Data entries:
══════════════════════════════
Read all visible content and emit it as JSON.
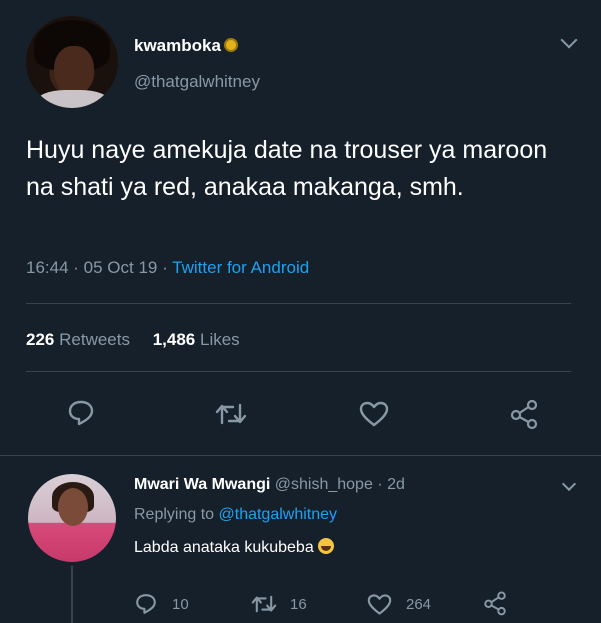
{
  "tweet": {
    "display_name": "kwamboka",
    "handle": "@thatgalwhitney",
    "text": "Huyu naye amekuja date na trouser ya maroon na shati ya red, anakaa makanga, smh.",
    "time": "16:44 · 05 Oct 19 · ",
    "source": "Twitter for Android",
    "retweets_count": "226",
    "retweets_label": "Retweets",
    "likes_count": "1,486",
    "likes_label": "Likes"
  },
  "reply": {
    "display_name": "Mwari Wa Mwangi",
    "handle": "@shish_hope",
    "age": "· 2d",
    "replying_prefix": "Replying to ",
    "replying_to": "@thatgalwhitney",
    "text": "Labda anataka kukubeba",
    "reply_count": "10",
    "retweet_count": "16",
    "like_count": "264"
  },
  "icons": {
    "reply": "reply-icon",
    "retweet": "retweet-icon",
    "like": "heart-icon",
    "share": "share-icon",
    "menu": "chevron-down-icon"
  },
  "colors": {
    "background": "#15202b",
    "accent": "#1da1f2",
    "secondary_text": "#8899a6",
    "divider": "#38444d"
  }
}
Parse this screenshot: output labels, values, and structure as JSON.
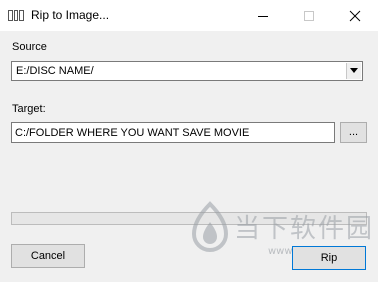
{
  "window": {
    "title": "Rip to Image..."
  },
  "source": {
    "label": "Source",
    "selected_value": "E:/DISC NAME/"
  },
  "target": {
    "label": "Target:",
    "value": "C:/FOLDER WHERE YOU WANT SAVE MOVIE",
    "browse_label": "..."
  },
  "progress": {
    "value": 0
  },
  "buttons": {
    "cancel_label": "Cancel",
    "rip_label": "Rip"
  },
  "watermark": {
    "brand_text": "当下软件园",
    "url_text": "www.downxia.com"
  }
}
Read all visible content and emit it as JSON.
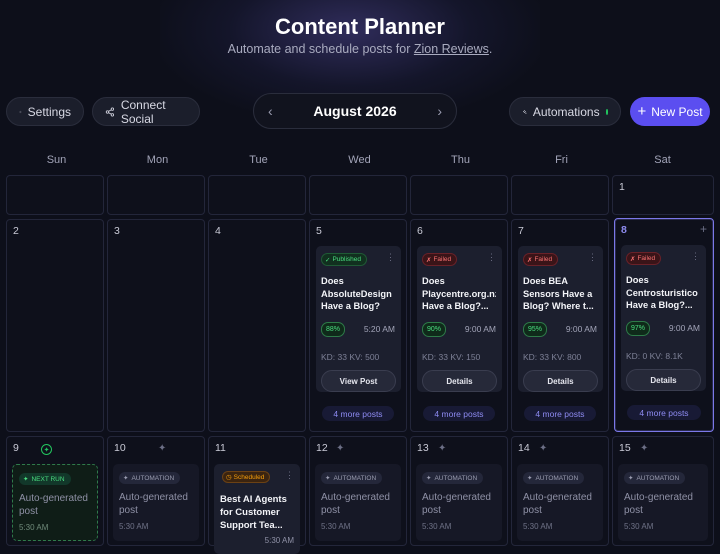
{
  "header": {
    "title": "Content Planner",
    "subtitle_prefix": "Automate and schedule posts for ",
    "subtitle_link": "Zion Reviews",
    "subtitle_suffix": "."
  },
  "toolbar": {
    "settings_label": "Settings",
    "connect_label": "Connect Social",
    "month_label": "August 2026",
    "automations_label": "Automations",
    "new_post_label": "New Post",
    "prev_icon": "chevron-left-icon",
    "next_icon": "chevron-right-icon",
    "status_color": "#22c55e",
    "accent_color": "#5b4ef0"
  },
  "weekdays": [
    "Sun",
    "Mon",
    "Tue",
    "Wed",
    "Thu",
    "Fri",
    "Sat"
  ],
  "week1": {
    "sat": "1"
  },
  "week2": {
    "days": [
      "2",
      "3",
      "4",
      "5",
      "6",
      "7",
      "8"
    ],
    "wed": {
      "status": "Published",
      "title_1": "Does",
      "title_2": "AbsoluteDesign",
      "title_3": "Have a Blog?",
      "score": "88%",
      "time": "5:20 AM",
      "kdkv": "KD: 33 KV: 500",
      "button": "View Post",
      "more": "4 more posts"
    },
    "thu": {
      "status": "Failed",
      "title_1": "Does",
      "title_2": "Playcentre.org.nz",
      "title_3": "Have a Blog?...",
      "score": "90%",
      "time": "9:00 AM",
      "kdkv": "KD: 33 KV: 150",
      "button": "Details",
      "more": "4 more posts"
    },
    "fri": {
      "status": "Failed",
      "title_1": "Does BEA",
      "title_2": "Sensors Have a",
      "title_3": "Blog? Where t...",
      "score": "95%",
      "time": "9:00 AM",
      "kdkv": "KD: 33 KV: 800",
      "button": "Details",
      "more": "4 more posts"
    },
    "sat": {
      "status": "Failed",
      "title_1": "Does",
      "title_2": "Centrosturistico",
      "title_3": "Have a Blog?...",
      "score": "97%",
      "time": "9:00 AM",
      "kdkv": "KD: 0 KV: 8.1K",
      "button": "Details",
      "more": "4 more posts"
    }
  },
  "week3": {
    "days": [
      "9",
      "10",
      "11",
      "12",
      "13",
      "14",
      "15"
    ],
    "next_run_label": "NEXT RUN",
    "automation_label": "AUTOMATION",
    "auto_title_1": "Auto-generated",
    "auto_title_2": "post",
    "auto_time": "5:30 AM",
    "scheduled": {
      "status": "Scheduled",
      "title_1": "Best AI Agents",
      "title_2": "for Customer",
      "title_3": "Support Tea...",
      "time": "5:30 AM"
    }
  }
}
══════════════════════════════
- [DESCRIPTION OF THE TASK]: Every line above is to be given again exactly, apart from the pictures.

- [SOLUTION BELOW]:
Read all visible content and emit it as JSON.
{
  "tweet": {
    "display_name": "kwamboka",
    "handle": "@thatgalwhitney",
    "text": "Huyu naye amekuja date na trouser ya maroon na shati ya red, anakaa makanga, smh.",
    "time": "16:44 · 05 Oct 19 · ",
    "source": "Twitter for Android",
    "retweets_count": "226",
    "retweets_label": "Retweets",
    "likes_count": "1,486",
    "likes_label": "Likes"
  },
  "reply": {
    "display_name": "Mwari Wa Mwangi",
    "handle": "@shish_hope",
    "age": "· 2d",
    "replying_prefix": "Replying to ",
    "replying_to": "@thatgalwhitney",
    "text": "Labda anataka kukubeba",
    "reply_count": "10",
    "retweet_count": "16",
    "like_count": "264"
  },
  "icons": {
    "reply": "reply-icon",
    "retweet": "retweet-icon",
    "like": "heart-icon",
    "share": "share-icon",
    "menu": "chevron-down-icon"
  },
  "colors": {
    "background": "#15202b",
    "accent": "#1da1f2",
    "secondary_text": "#8899a6",
    "divider": "#38444d"
  }
}
Parse this screenshot: output labels, values, and structure as JSON.
{
  "window": {
    "title": "Rip to Image..."
  },
  "source": {
    "label": "Source",
    "selected_value": "E:/DISC NAME/"
  },
  "target": {
    "label": "Target:",
    "value": "C:/FOLDER WHERE YOU WANT SAVE MOVIE",
    "browse_label": "..."
  },
  "progress": {
    "value": 0
  },
  "buttons": {
    "cancel_label": "Cancel",
    "rip_label": "Rip"
  },
  "watermark": {
    "brand_text": "当下软件园",
    "url_text": "www.downxia.com"
  }
}
Read all visible content and emit it as JSON.
{
  "header": {
    "title": "Content Planner",
    "subtitle_prefix": "Automate and schedule posts for ",
    "subtitle_link": "Zion Reviews",
    "subtitle_suffix": "."
  },
  "toolbar": {
    "settings_label": "Settings",
    "connect_label": "Connect Social",
    "month_label": "August 2026",
    "automations_label": "Automations",
    "new_post_label": "New Post",
    "prev_icon": "chevron-left-icon",
    "next_icon": "chevron-right-icon",
    "status_color": "#22c55e",
    "accent_color": "#5b4ef0"
  },
  "weekdays": [
    "Sun",
    "Mon",
    "Tue",
    "Wed",
    "Thu",
    "Fri",
    "Sat"
  ],
  "week1": {
    "sat": "1"
  },
  "week2": {
    "days": [
      "2",
      "3",
      "4",
      "5",
      "6",
      "7",
      "8"
    ],
    "wed": {
      "status": "Published",
      "title_1": "Does",
      "title_2": "AbsoluteDesign",
      "title_3": "Have a Blog?",
      "score": "88%",
      "time": "5:20 AM",
      "kdkv": "KD: 33 KV: 500",
      "button": "View Post",
      "more": "4 more posts"
    },
    "thu": {
      "status": "Failed",
      "title_1": "Does",
      "title_2": "Playcentre.org.nz",
      "title_3": "Have a Blog?...",
      "score": "90%",
      "time": "9:00 AM",
      "kdkv": "KD: 33 KV: 150",
      "button": "Details",
      "more": "4 more posts"
    },
    "fri": {
      "status": "Failed",
      "title_1": "Does BEA",
      "title_2": "Sensors Have a",
      "title_3": "Blog? Where t...",
      "score": "95%",
      "time": "9:00 AM",
      "kdkv": "KD: 33 KV: 800",
      "button": "Details",
      "more": "4 more posts"
    },
    "sat": {
      "status": "Failed",
      "title_1": "Does",
      "title_2": "Centrosturistico",
      "title_3": "Have a Blog?...",
      "score": "97%",
      "time": "9:00 AM",
      "kdkv": "KD: 0 KV: 8.1K",
      "button": "Details",
      "more": "4 more posts"
    }
  },
  "week3": {
    "days": [
      "9",
      "10",
      "11",
      "12",
      "13",
      "14",
      "15"
    ],
    "next_run_label": "NEXT RUN",
    "automation_label": "AUTOMATION",
    "auto_title_1": "Auto-generated",
    "auto_title_2": "post",
    "auto_time": "5:30 AM",
    "scheduled": {
      "status": "Scheduled",
      "title_1": "Best AI Agents",
      "title_2": "for Customer",
      "title_3": "Support Tea...",
      "time": "5:30 AM"
    }
  }
}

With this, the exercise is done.